This autobiographical debut from 32-year-old Spanish film-maker Carla Simón is a jewel. In its subtlety, richness and warmth it is entirely beguiling – complex and simple at the same time. It is also very moving. Summer 1993 is about childhood and a child’s fraught relationship to the adult world, and has some of the most miraculous child performances I can remember seeing recently, although the concept of “performances” and “acting” are meaningless with children this young: two little girls of six and three years old. There is something awe-inspiring in realising that, to all intents and purposes, what we are seeing is real. The moment-by-moment interplay of emotions and dramatic gestures between these children is effectively innocent of grownup play-acting and pretend.
It is a classic premise for a film about a remembered childhood – although the act of remembering is only implicit, contained in the title. This happened more than 20 years ago.
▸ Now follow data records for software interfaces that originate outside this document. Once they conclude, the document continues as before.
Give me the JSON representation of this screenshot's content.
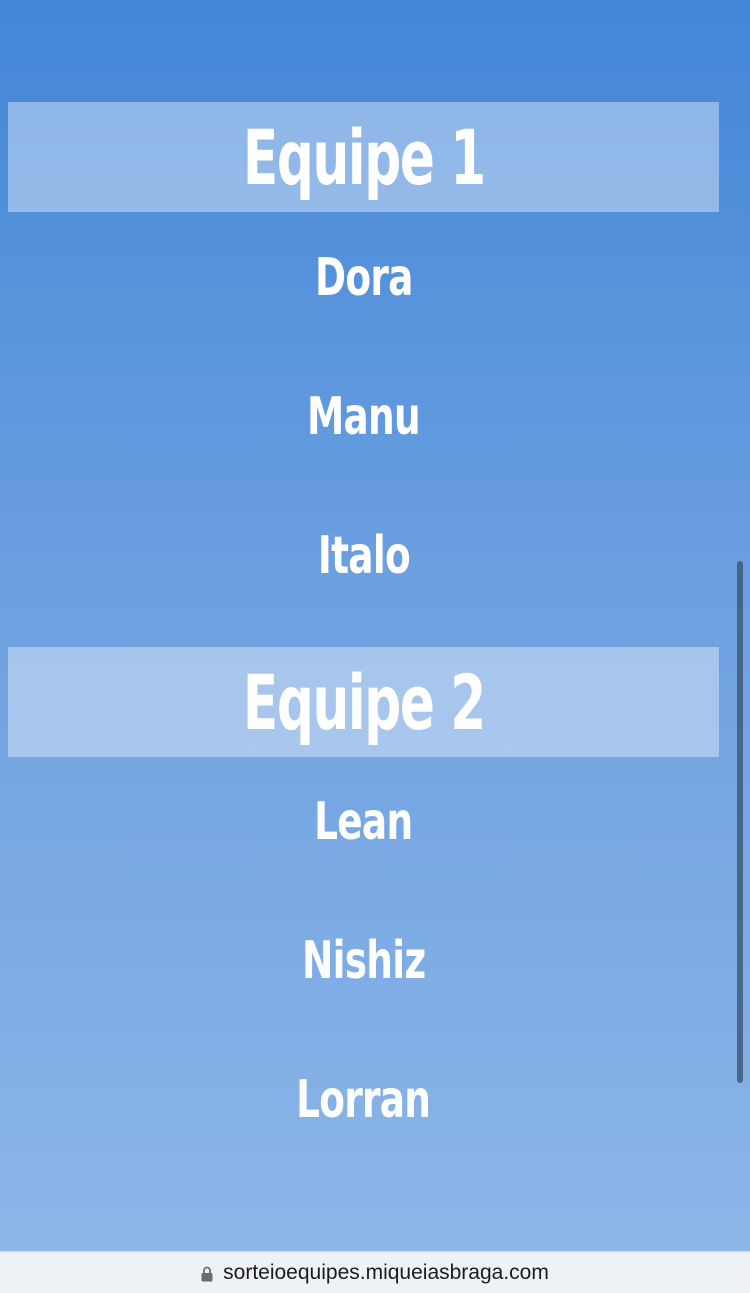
{
  "teams": [
    {
      "header": "Equipe 1",
      "members": [
        "Dora",
        "Manu",
        "Italo"
      ]
    },
    {
      "header": "Equipe 2",
      "members": [
        "Lean",
        "Nishiz",
        "Lorran"
      ]
    }
  ],
  "browser": {
    "url": "sorteioequipes.miqueiasbraga.com",
    "lock_icon": "lock-icon"
  },
  "colors": {
    "background_top": "#4286d7",
    "background_bottom": "#8db6e8",
    "text": "#ffffff"
  }
}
Frida, played by Laia Artigas, is a lonely six-year-old who has been sent away from her home in Barcelona to live with her aunt and uncle and their infant daughter in the countryside: a long, drowsy, lazy summer is in prospect before Frida must enrol at the local school for a new term. But there is nothing idyllic about it. Frida is going away because her mum has just died, and it appears her father had also died, a few years previously. Frida is in shock, or she is simply too young to process what is happening. A mean kid in the first scene jeers at her: “Why aren’t you crying?”
Mum - Brother - Esteve - David - Verdaguer
Her mum’s brother Esteve (David Verdaguer) has agreed to take in little Frida, and effectively raise her as his own daughter, and he is supported by his partner Marga (Bruna Cusí). They are a relaxed and loving...
Wake Up To Breaking News!
Warum denn nicht?